Activity = Within the records below, find each line with the word "sources" and copy it out.

[Data records for software interfaces]
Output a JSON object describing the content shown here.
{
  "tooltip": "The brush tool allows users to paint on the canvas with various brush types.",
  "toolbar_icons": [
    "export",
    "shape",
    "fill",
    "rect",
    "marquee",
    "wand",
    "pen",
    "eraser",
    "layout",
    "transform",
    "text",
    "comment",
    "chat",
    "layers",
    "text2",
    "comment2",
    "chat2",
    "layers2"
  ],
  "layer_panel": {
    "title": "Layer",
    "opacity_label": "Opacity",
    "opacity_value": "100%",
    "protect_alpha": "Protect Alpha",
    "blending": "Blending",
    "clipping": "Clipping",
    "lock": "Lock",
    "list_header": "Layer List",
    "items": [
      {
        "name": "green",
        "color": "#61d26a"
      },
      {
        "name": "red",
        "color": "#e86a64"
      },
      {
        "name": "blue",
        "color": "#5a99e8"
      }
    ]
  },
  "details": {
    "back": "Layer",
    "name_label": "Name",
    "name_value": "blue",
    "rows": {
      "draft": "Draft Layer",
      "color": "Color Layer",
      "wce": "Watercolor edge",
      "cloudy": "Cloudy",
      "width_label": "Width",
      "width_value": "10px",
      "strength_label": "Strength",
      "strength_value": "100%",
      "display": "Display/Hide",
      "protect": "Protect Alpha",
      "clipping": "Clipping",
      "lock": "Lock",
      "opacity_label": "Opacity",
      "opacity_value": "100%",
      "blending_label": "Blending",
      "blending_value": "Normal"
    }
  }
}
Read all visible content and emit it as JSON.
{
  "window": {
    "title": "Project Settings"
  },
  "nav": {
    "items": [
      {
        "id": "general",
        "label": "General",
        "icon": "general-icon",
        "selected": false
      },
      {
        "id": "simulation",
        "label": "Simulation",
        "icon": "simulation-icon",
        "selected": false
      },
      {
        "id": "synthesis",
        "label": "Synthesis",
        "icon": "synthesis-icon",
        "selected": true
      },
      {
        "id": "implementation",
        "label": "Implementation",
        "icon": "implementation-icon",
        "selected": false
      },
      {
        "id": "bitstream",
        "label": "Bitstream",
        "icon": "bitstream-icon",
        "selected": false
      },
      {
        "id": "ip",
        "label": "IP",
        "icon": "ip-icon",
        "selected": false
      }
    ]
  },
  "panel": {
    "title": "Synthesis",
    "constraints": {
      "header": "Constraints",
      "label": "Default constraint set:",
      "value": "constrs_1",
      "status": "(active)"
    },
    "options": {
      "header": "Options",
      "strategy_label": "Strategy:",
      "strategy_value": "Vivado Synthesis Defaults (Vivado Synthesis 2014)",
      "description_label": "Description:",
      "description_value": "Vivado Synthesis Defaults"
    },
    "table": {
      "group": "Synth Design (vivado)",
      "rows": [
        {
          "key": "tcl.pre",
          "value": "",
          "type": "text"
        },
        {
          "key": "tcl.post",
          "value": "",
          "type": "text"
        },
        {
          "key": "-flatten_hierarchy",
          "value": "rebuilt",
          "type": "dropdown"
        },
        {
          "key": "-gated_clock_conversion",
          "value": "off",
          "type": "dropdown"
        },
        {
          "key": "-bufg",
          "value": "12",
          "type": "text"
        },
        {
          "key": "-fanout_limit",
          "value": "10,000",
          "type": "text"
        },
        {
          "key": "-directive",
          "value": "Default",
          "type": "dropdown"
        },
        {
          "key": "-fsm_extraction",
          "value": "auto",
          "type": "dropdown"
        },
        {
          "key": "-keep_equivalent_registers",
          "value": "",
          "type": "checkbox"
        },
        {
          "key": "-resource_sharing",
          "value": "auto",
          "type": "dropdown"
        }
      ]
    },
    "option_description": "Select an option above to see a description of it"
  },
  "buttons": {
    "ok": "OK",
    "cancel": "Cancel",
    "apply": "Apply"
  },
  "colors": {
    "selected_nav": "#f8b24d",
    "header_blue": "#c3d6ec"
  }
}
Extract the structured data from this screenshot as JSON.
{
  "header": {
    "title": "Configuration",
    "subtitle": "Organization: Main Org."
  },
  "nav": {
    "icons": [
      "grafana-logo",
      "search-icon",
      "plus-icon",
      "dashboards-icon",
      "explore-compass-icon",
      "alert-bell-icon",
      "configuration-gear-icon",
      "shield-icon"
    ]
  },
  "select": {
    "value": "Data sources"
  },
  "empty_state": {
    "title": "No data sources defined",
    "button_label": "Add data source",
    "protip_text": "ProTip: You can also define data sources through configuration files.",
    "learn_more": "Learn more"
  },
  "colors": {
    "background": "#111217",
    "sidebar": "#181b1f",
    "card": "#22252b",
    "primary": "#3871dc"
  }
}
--
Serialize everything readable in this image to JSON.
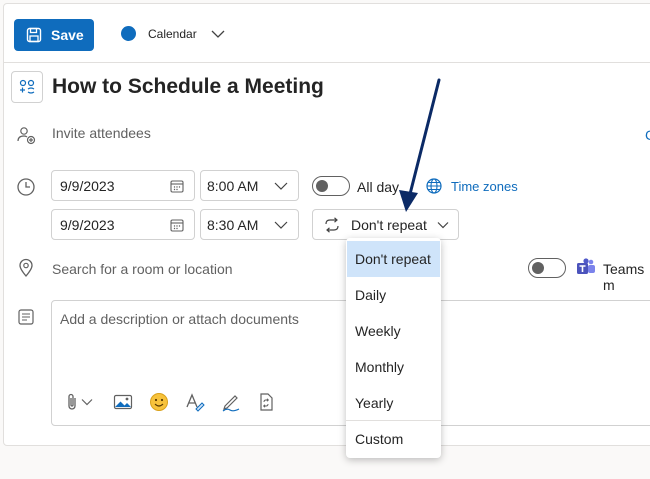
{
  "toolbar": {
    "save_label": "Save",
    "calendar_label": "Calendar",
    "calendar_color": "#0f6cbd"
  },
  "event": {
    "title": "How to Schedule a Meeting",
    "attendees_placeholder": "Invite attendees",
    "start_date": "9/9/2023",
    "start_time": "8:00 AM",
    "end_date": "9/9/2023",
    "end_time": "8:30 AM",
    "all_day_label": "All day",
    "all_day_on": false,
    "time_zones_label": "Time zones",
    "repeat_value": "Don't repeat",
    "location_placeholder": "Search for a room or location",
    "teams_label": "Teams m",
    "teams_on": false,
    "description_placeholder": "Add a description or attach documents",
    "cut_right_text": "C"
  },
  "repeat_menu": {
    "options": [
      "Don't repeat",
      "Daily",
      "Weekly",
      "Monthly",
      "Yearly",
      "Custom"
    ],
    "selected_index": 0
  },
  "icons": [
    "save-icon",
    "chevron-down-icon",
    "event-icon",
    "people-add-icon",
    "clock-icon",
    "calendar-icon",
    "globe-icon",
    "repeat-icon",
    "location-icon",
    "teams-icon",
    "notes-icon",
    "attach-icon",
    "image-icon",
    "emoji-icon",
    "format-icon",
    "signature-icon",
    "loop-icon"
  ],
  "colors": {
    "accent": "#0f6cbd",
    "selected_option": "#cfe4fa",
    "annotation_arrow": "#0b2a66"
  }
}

Solution for this exercise =
    "value": "Data sources"
    "title": "No data sources defined",
    "protip_text": "ProTip: You can also define data sources through configuration files.",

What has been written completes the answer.